**What this task involves:** Scan the entries below for "Computer" and copy each line that holds it.

**Available data:**
- Opening Delimiter -

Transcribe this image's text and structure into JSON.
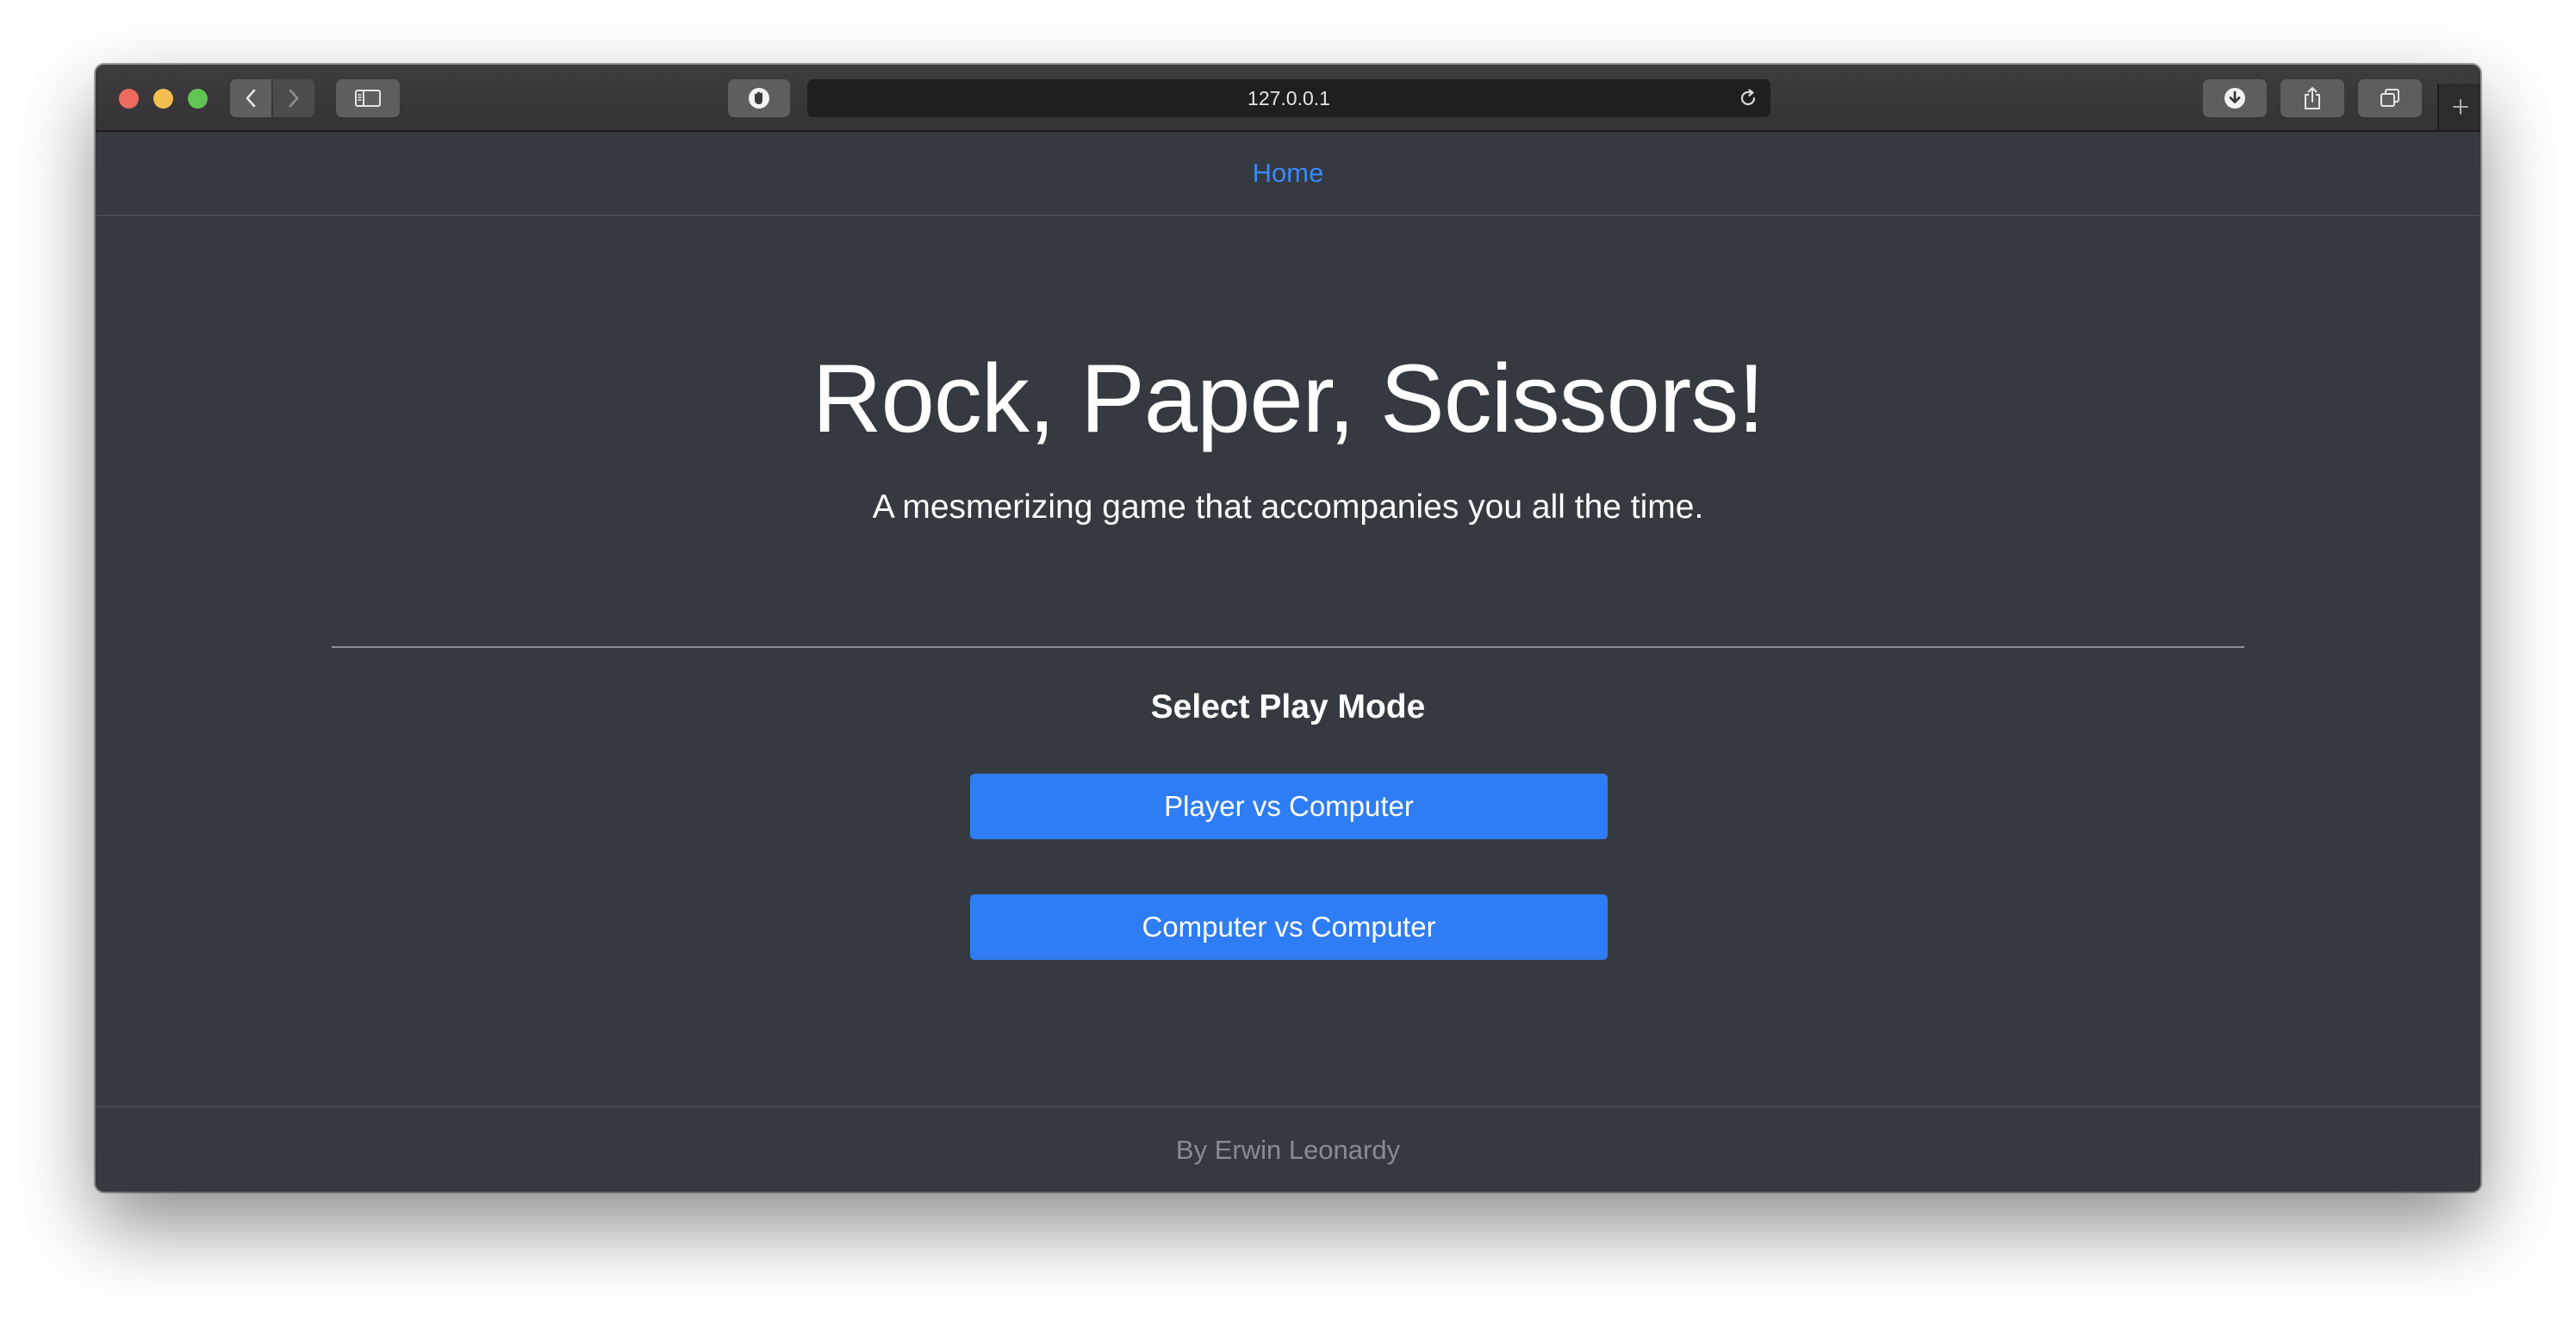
{
  "browser": {
    "address": "127.0.0.1",
    "icons": {
      "back": "chevron-left-icon",
      "forward": "chevron-right-icon",
      "sidebar": "sidebar-icon",
      "privacy": "shield-icon",
      "reload": "reload-icon",
      "download": "download-icon",
      "share": "share-icon",
      "tabs": "tabs-overview-icon",
      "new_tab": "plus-icon"
    }
  },
  "navbar": {
    "home_label": "Home"
  },
  "hero": {
    "title": "Rock, Paper, Scissors!",
    "subtitle": "A mesmerizing game that accompanies you all the time."
  },
  "play_mode": {
    "heading": "Select Play Mode",
    "options": [
      {
        "label": "Player vs Computer"
      },
      {
        "label": "Computer vs Computer"
      }
    ]
  },
  "footer": {
    "credit": "By Erwin Leonardy"
  },
  "colors": {
    "page_bg": "#343a40",
    "accent": "#2f7df4",
    "link": "#3b88f5",
    "footer_text": "#868c93"
  }
}
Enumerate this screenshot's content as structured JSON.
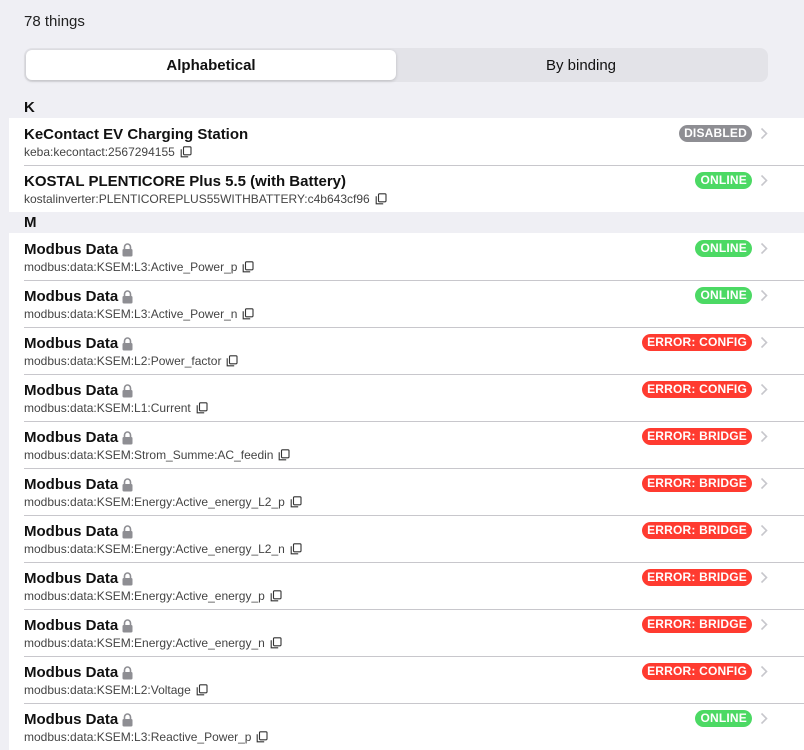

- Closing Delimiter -

**Output:**
        "label": "Player vs Computer"
        "label": "Computer vs Computer"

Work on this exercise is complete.